The key advantages of CO2 capture and storage

Fission and radiation protection

The key advantages of CO2 capture and storage technologies

  • All the current energy supply scenarios indicate that dependence on fossil fuels is here to stay, at the very least, up to the period 2020-2030. This is true even when the effect of current policies is taken into account.
  • The projected increase of the share of renewable energy sources will not be sufficient to control CO2 emissions to the extent that the climate is no longer at risk.
  • The dependence on fossil fuels over the coming decades can be reconciled with the fulfilment of the Kyoto obligations by CO2 capture and storage.
  • The beneficial effects of the use of capture and storage technologies will be even more significant for any post-Kyoto agreement.

world total primary energy supply

What is the potential of CO2 capture and storage technologies?

  • Capture and storage technologies are best applied to large scale energy conversion plants, as opposed to small or mobile applications.
  • In the present energy context these large conversion plants are mainly power stations, providing electricity, which are responsible for over a quarter of global CO2 emissions.

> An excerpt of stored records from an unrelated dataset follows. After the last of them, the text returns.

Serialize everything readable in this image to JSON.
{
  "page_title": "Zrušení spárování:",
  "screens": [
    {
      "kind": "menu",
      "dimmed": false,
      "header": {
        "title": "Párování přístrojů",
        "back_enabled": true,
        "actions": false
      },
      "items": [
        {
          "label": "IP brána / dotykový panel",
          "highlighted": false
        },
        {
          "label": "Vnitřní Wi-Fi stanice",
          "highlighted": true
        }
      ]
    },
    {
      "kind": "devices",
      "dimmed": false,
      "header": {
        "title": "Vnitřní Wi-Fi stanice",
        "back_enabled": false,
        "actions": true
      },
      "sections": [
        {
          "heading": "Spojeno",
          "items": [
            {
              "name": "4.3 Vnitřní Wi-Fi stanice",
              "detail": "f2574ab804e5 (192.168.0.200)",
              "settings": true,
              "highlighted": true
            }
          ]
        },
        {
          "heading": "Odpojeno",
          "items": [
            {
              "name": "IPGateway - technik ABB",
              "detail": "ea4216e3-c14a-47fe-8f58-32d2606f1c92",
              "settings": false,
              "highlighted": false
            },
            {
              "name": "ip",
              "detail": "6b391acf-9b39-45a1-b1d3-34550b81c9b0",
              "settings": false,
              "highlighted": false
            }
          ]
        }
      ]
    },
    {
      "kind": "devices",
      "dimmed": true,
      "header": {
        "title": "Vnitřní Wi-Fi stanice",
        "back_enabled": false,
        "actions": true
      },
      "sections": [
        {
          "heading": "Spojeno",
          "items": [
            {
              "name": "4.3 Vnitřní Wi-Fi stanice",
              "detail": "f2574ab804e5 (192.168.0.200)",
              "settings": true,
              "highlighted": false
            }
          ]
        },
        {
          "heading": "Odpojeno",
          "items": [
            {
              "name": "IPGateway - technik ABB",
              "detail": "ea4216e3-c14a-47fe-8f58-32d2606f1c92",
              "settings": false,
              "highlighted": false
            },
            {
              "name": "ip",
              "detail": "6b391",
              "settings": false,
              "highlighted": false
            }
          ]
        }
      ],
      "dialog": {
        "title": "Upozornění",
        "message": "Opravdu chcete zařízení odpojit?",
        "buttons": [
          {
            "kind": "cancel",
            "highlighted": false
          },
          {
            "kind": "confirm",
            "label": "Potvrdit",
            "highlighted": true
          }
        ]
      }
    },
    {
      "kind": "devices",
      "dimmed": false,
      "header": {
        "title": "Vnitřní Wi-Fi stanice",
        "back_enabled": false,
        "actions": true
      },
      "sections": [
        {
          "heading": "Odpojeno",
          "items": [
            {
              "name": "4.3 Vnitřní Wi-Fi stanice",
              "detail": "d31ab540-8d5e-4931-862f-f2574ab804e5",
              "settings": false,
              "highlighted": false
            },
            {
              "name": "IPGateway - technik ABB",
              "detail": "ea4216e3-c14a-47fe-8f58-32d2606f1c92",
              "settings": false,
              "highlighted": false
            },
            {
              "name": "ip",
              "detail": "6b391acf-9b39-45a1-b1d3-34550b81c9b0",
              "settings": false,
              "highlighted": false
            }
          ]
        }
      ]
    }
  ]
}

A vision of the future

  • The possibility exists for a CO2 free energy system based on fossil fuels. One route is hydrogen production. The hydrogen is produced in large facilities using fossil fuels, which would incorporate CO2 capture and storage. Hydrogen would then be used in all transport applications which currently use liquid fuels. This solution would address more than 2/3 of all CO2 emissions.
  • The application of the above technique to a plant which burns biomass would result in net negative CO2 emissions.
  • It is obvious that these long term options would make economic sense only if supported by the right financial incentives (carbon tax, emission caps, trading, etc.).

    Climate stabilisation

How can CO2 capture and storage contribute to achieving EU objectives?

  • In addition to its obvious contribution to Kyoto obligations, and post Kyoto obligations, the technology would be a major benefit for the security of energy supply to the EU. It would help the EU use the ample fossil fuel reserves available, without breaking environmental commitments. This was pointed out in the "Green paper on the energy security of supply PDF icon."
  • The storage of CO2 for enhanced oil recovery or coal bed methane would provide the EU with additional indigenous fuel supplies.
  • The technology is also competitive when compared to the large-scale development of renewable energies. It has the potential to allow the EU to fulfil its obligations while reducing economic and social costs.